The past week or so hasn’t been particularly spooky here on the West Coast, so I went through some of the anime I’ve seen to come up with a list of mainly “oldies but goodies” that can help you get in the mood for Fright Night. Some are spooky, some are comic, but they all get that good ol’ ghosty spirit going. To mix things up a little, I’ve avoided some of the classics that you might expect to see on this sort of list – no Blood: The Last Vampire, no Hellsing, no Vampire Hunter D… You might notice that these are all vampire series. I thought it might get a bit boring to see vampire after vampire after vampire on this list. I might do a vampires-only list at some point. For now, here are some of the less-known (albeit still pretty popular) works out there:
This was licensed awhile back, though I think it has since lapsed. It’s hard to find, but hilarious if you can. Set in an unusually-haunted high school, this 12-episode series follows the members of the Holy Student Council, who manage the school’s plethora of ghosts and other spirits. Naturally, the members of the HSC themselves have their own magical “blessings” – one has the ability to be possessed (and frequently is), one can exorcise spirits (usually by beating up the person who was possessed) and though the third can summon spirits, he would really prefer to lead a quiet life in a normal school. My favorite part of this series is its incorporation of Japanese urban legends set in schools. Our heroes’ school is haunted by a set of benign spirits who are straight out of these tales: toilet Hanako, the buxom girl who haunts the boys’ restroom to assist with whatever they might be doing there; Red Mantle, the dashing young man in a red cape and mask who exists for the girls at the school; the skeleton in the science lab who moves on his own; and so on.
A collection of investigations by a psychic research center, this series is seriously spooky by the end. The center’s staff is composed of experts in a variety of paranormal fields, ranging from a shrine maiden to a priest to an onmyōji. One of my favorite aspects of this series is that it has a character type that I hate – the girl who is depicted as the only one in the whoooole group who feels for people, who consequently always argues against what other people are trying to do because someone might feel hurt – but it, unlike many other series with this character, highlights that other characters are often just as caring as her, and even more thoughtful. In other words, people lay the smackdown on the brat. I like. This anime is based on a series of light novels by Fuyumi Ono, the author of the Twelve Kingdoms series, another excellent set of books and anime.
About a standard of Japanese death folklore, the shinigami, Yami no Matsuei organizes the underworld as a giant bureaucracy, but one whose workers have superpowers. You’re already interested, right? The anime follows two shinigami, people who died with so much weighing on their minds that they couldn’t pass on and so became staff for the underworld bureaucracy. Tsuzuki and his new partner Hisoka as they try to clear up mysteries surrounding people’s deaths. The half-season (13 episode) anime gives us four mysteries which slowly tie together to reveal Tsuzuki’s secrets, Hisoka’s past and a horrifying serial killer who is obsessed with Tsuzuki. Beautiful and twisted, this is a great series to enter into the Halloween spirit with. Incidentally, the manga was put on hiatus some years back and some chapters that were never published in tankōbon or book form are finally scheduled to publish in January. Perhaps the mangaka will begin drawing the series again soon?
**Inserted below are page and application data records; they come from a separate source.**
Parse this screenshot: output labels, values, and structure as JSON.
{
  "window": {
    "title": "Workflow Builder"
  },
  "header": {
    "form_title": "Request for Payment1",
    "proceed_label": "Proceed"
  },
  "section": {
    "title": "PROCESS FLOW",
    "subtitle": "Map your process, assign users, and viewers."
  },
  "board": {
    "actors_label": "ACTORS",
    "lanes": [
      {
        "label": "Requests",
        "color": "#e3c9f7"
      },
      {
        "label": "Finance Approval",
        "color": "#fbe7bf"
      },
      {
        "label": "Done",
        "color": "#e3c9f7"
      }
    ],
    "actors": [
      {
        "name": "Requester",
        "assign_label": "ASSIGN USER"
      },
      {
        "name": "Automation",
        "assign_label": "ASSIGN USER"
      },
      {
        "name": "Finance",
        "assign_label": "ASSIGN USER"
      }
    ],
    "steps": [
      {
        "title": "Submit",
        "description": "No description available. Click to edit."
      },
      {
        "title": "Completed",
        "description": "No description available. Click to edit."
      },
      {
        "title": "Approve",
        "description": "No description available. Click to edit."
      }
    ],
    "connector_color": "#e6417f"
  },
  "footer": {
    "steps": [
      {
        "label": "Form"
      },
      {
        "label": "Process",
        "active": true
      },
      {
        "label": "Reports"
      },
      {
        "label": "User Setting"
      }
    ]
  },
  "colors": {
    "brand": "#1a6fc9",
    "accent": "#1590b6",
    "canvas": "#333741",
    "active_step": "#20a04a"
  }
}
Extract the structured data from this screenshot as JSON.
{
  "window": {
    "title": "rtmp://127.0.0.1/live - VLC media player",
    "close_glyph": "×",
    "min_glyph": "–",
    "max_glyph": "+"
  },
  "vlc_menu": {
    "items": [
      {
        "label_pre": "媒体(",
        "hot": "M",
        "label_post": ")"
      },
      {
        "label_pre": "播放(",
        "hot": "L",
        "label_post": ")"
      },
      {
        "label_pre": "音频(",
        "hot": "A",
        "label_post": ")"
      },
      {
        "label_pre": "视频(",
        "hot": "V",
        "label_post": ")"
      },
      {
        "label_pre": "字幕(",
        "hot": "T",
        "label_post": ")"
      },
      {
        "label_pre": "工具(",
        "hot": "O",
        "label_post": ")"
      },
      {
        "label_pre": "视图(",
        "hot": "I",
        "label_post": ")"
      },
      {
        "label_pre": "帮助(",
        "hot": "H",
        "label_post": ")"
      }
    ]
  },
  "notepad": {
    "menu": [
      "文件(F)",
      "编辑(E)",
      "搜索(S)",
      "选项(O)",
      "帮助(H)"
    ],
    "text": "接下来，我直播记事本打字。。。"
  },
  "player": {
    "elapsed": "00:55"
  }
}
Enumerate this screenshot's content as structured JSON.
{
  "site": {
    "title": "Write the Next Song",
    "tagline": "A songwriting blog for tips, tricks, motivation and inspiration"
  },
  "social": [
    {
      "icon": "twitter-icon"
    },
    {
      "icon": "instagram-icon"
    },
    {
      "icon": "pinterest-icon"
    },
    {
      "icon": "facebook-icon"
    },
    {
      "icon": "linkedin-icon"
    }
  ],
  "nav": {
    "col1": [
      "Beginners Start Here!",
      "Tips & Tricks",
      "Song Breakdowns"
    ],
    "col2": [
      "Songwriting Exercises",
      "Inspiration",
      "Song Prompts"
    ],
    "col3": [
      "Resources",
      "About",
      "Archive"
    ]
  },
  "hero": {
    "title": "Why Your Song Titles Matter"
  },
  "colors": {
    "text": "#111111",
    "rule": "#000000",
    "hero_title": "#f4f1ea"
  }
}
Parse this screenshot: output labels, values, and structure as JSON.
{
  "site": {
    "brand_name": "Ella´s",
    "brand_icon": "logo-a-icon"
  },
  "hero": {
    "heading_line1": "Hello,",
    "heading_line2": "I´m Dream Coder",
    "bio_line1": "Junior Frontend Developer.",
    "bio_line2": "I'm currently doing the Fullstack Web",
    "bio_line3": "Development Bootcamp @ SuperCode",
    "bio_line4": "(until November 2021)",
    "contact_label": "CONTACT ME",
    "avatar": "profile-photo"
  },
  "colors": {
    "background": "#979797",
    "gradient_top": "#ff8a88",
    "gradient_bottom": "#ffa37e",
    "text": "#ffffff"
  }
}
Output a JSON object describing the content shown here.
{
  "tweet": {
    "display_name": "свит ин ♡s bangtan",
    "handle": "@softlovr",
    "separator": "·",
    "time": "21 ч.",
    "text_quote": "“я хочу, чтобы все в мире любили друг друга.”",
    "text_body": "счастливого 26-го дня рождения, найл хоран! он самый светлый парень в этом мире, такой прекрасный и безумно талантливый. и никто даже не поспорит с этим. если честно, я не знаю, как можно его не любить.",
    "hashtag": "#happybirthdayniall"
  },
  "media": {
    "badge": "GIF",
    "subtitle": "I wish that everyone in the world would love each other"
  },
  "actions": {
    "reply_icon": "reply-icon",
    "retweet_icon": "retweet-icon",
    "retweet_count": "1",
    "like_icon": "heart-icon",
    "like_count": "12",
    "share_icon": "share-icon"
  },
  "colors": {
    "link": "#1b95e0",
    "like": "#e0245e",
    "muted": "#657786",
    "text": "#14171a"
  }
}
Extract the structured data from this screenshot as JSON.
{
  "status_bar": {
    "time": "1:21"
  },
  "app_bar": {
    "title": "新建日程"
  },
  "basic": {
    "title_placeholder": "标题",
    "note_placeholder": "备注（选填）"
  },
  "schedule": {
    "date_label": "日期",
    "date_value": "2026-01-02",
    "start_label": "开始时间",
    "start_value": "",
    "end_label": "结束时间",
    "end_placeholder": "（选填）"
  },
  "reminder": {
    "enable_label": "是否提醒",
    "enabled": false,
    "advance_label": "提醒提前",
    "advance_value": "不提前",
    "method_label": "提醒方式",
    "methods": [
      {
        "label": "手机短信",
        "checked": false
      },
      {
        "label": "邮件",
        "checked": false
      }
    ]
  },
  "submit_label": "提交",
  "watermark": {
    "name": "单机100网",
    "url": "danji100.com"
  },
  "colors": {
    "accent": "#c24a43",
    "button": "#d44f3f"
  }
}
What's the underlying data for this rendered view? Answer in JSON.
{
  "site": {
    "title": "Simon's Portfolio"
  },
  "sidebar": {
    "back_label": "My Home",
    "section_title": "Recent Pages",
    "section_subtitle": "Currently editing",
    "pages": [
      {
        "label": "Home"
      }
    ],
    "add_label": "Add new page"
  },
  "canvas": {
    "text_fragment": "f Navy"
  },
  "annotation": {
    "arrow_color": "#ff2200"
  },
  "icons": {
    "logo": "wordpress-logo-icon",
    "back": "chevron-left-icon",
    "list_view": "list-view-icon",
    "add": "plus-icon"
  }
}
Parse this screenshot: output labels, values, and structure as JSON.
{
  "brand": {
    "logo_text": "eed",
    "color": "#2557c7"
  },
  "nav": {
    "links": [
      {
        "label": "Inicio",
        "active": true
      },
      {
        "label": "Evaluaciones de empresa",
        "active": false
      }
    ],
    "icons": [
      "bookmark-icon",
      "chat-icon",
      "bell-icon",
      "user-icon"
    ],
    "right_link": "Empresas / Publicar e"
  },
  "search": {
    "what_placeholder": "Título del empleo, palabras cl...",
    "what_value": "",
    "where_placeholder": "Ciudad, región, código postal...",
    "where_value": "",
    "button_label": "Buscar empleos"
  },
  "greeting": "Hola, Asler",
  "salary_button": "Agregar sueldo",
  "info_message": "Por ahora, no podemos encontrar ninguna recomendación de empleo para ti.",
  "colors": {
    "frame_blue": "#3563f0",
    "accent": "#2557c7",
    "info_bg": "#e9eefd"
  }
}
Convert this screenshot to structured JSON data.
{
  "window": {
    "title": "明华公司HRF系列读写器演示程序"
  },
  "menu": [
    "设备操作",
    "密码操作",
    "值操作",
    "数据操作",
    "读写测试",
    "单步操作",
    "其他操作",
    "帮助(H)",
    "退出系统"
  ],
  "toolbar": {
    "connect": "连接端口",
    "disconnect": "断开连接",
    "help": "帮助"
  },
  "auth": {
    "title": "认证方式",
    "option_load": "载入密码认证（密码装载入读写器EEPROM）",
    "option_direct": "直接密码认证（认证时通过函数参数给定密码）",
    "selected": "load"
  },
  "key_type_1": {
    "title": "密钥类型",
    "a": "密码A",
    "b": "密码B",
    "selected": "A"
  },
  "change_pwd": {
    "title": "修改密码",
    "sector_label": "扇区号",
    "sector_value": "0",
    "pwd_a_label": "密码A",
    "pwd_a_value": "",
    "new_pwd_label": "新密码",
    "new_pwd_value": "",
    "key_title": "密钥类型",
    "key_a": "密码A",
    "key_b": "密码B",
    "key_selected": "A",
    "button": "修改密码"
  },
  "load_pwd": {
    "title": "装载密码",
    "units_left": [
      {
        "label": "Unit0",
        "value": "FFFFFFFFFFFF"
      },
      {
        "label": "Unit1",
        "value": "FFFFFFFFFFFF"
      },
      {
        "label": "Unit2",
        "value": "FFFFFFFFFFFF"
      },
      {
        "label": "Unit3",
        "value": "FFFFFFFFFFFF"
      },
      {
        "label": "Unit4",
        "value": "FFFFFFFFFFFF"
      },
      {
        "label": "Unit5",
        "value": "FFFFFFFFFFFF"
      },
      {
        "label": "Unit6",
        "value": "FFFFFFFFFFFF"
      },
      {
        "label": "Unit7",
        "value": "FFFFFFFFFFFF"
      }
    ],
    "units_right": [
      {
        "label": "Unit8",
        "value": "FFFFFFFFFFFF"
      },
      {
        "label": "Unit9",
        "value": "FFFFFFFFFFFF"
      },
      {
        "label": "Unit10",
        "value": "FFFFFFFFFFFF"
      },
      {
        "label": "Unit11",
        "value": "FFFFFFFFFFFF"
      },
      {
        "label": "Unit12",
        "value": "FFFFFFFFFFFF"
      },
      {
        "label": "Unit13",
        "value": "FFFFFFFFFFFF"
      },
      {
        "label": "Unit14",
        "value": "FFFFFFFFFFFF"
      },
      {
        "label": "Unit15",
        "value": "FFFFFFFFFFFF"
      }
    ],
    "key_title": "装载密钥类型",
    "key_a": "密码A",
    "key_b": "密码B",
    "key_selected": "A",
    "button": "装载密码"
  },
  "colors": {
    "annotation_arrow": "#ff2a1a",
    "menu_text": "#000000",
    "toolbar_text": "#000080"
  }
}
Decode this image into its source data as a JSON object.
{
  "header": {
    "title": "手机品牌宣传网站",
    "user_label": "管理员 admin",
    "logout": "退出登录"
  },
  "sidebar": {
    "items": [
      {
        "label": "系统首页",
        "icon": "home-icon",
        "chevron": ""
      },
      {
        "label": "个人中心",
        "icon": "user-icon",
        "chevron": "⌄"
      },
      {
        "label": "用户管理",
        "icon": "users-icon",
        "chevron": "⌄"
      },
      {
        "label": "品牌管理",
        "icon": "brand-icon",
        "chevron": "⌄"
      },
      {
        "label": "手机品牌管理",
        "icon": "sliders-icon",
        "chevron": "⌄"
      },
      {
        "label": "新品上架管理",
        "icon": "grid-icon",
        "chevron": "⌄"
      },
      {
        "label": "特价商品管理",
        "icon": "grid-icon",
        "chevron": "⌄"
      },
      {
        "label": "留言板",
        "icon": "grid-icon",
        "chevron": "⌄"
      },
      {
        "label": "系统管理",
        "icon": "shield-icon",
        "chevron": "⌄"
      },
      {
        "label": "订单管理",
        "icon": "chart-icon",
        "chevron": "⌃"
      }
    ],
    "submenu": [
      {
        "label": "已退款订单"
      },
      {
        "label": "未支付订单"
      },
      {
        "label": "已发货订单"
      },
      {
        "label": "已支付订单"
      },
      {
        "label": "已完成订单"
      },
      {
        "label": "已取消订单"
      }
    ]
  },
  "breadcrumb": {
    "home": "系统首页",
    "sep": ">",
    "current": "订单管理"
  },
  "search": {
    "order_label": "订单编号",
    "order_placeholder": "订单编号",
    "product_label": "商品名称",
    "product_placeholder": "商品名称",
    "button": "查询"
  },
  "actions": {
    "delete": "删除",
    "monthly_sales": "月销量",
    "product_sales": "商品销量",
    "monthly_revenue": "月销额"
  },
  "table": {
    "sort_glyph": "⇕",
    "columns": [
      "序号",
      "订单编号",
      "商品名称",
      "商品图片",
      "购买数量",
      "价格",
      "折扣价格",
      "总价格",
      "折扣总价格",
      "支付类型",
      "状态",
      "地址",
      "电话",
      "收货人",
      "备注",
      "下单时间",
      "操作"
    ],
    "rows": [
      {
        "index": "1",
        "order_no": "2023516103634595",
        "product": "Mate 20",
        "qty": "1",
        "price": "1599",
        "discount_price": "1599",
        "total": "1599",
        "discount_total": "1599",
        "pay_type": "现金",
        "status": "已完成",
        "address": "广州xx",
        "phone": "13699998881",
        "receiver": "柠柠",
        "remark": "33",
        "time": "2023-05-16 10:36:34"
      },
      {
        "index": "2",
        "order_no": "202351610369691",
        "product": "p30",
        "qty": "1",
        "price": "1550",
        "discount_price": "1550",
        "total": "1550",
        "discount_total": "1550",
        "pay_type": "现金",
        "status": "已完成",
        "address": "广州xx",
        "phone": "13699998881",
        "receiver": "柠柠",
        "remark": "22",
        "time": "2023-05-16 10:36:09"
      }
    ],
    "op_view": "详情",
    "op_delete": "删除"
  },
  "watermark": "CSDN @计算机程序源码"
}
These two are OVA’s, or Original Video Animations (which is to say, direct to video) based on a short manga series by Rumiko Takahashi, the famous artist behind Ranma 1/2, Inu Yasha and loads more. Featuring among her darker works, the Mermaid set proposes that mermaids do exist, and that by eating their flesh some humans may gain immortality. The rest turn into horrible monsters. Of course, mermaids aren’t merely victims here. They also capture and eat immortal human flesh to maintain their youth. Into this setup are delivered Yuta, a fisherman who ate part of a mermaid captured by his fellow fishermen five hundred years ago, and Mana, a young girl who was raised by mermaids to serve as their anti-aging snack. The two travel around Japan looking for a cure for immortality and helping others caught in the mermaid snare.
How could we have Halloween without witches? Robin is a young woman working in a secret organization like those we’ve seen in La Femme Nikita and Alias. Setting this series apart is the purpose of its secret organization: the tracking of those who may manifest witch powers, and their capture and containment should they so manifest. Many of the organization’s workers have powers themselves, including Robin, a pyrokinetic. As Robin learns more about witches and delves further into her organization the question of who can be trusted arises. One season long, this series has been lauded by basically every anime critic out there as a fantastic example of the medium. Watch it… if you dare.